BY ELINA KOLSTAD
I must admit I get a certain amount of schadenfreude as the owner of a battery electric vehicle (BEV) when I see gas prices going up and up and up. At the same time I am very concerned about those who were already living paycheck to paycheck before the gas price spike but are reliant on a gas-powered vehicle to get by. We have seen this coming. We’ve known for years that gas prices would keep going up. And yet our elected officials have effectively done nothing to prepare for this moment.
When my husband and I went from car-free to car owners in the fall of 2020 we bought a 2015 Nissan Leaf, a BEV. We were privileged to be able to buy this car when we did; for one thing we have an off-street parking spot with access to electrical charging. We also were able to go with a shorter-range electric car because we had spent five years without owning a car, so getting a car with a limited range still increased our mobility in comparison to walking and taking the bus places. In those moments when we needed a car that would travel farther, we were used to car sharing with services like Hourcar.

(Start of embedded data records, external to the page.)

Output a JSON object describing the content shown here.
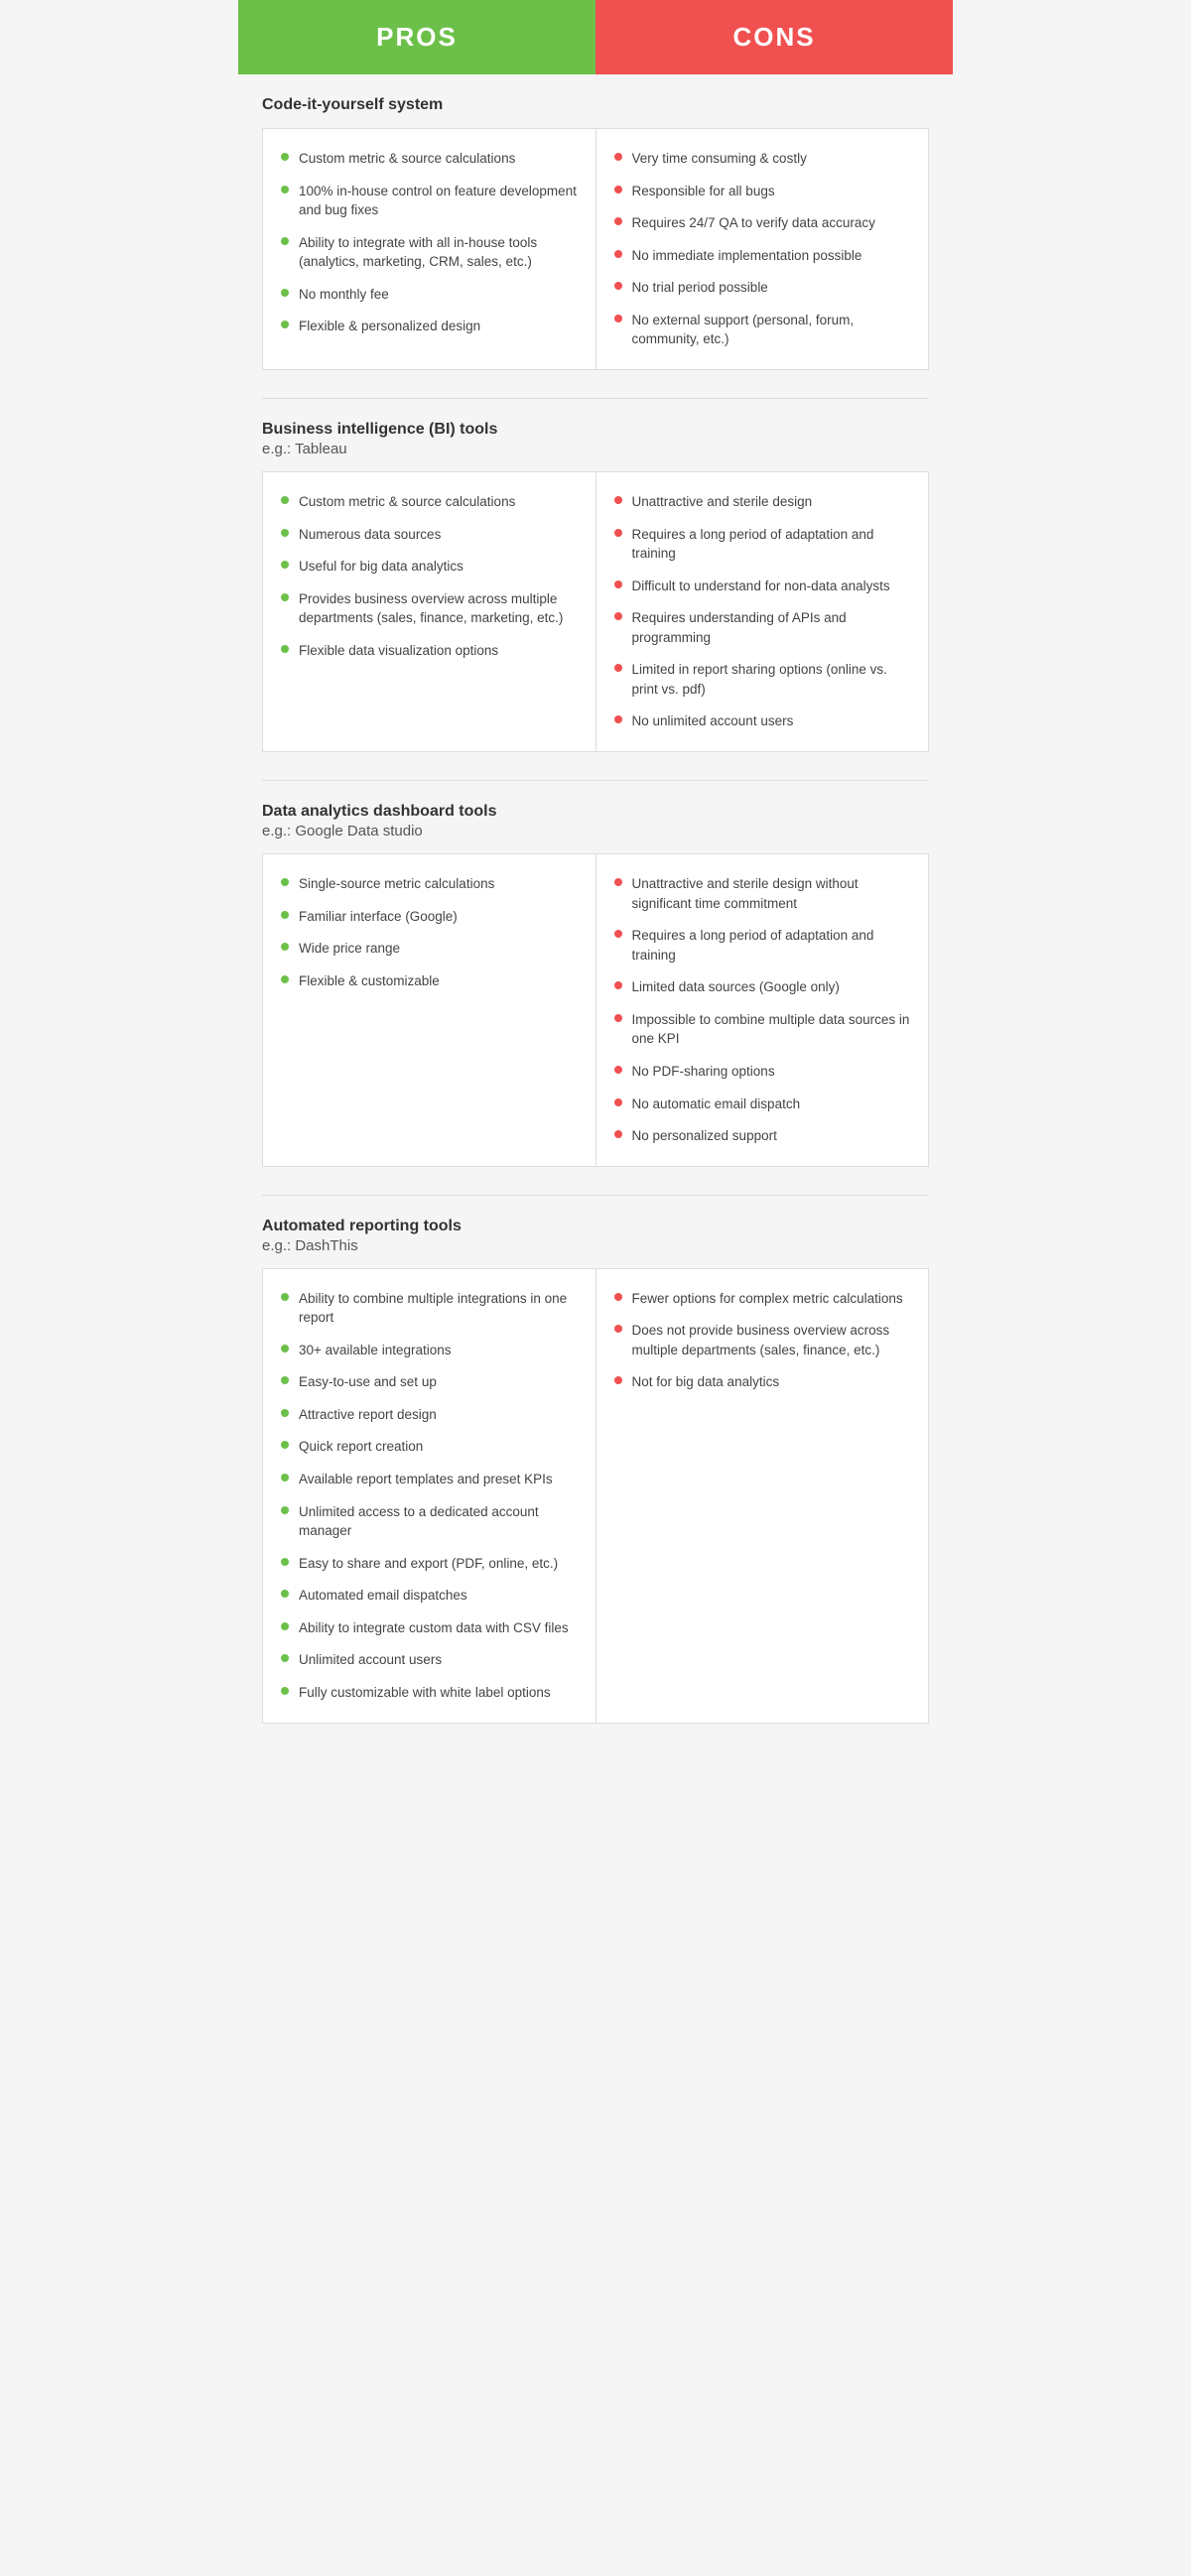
{
  "header": {
    "pros_label": "PROS",
    "cons_label": "CONS"
  },
  "sections": [
    {
      "id": "code-it-yourself",
      "title": "Code-it-yourself system",
      "subtitle": null,
      "pros": [
        "Custom metric & source calculations",
        "100% in-house control on feature development and bug fixes",
        "Ability to integrate with all in-house tools (analytics, marketing, CRM, sales, etc.)",
        "No monthly fee",
        "Flexible & personalized design"
      ],
      "cons": [
        "Very time consuming & costly",
        "Responsible for all bugs",
        "Requires 24/7 QA to verify data accuracy",
        "No immediate implementation possible",
        "No trial period possible",
        "No external support (personal, forum, community, etc.)"
      ]
    },
    {
      "id": "bi-tools",
      "title": "Business intelligence (BI) tools",
      "subtitle": "e.g.: Tableau",
      "pros": [
        "Custom metric & source calculations",
        "Numerous data sources",
        "Useful for big data analytics",
        "Provides business overview across multiple departments (sales, finance, marketing, etc.)",
        "Flexible data visualization options"
      ],
      "cons": [
        "Unattractive and sterile design",
        "Requires a long period of adaptation and training",
        "Difficult to understand for non-data analysts",
        "Requires understanding of APIs and programming",
        "Limited in report sharing options (online vs. print vs. pdf)",
        "No unlimited account users"
      ]
    },
    {
      "id": "data-analytics-dashboard",
      "title": "Data analytics dashboard tools",
      "subtitle": "e.g.: Google Data studio",
      "pros": [
        "Single-source metric calculations",
        "Familiar interface (Google)",
        "Wide price range",
        "Flexible & customizable"
      ],
      "cons": [
        "Unattractive and sterile design without significant time commitment",
        "Requires a long period of adaptation and training",
        "Limited data sources (Google only)",
        "Impossible to combine multiple data sources in one KPI",
        "No PDF-sharing options",
        "No automatic email dispatch",
        "No personalized support"
      ]
    },
    {
      "id": "automated-reporting",
      "title": "Automated reporting tools",
      "subtitle": "e.g.: DashThis",
      "pros": [
        "Ability to combine multiple integrations in one report",
        "30+ available integrations",
        "Easy-to-use and set up",
        "Attractive report design",
        "Quick report creation",
        "Available report templates and preset KPIs",
        "Unlimited access to a dedicated account manager",
        "Easy to share and export (PDF, online, etc.)",
        "Automated email dispatches",
        "Ability to integrate custom data with CSV files",
        "Unlimited account users",
        "Fully customizable with white label options"
      ],
      "cons": [
        "Fewer options for complex metric calculations",
        "Does not provide business overview across multiple departments (sales, finance, etc.)",
        "Not for big data analytics"
      ]
    }
  ]
}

Now Hourcar is offering a new car-share option that might be of interest to those who are curious about electric cars but who aren’t in a position to buy one. Between the megadrought out west and record high gas prices, this summer seems like the perfect time for the launch of Hourcar’s new electric car-share program, Evie. Made up of a fleet of Chevy Bolts, this service functions differently from the current sharing model used by the gas-powered cars already offered by Hourcar. The gas-powered cars are located at specific parking spaces and must be returned to that parking spot when the rental is finished.
For those who used Car2Go (RIP), Evie works more like Car2Go did. The cars are parked throughout the “home area” and can be returned to any legal parking spot within that area. When the car gets below a certain charge level, users are asked to park it at one of the chargers installed throughout the home area and plug in.
We recently used this service to drive to Wisconsin and back. It worked wonderfully. We didn’t have access to a high-powered charger in Wisconsin, but the car had enough charge to get us there and back and we just plugged it into one of the Hourcar chargers when we returned it. The Evie service is slightly more expensive than the traditional gas-powered cars offered by Hourcar, so if you’re curious about getting a BEV but aren’t sure, this might be a fun way to test out driving around in one.
Electric cars are not a silver bullet that will solve our climate crisis, but they offer an important tool in reducing our carbon footprint. By combining electric cars with car sharing we have the opportunity to reduce our impact both in terms of operational emissions and in terms of the resource cost by reducing the number of cars being manufactured. My husband and I contemplate being able to go car-free again once our daughter is big enough to move from the bulky and difficult-to-install car seat she currently needs to a more portable booster seat. Hourcar’s new expansion makes this possibility more realistic, and I am grateful for it.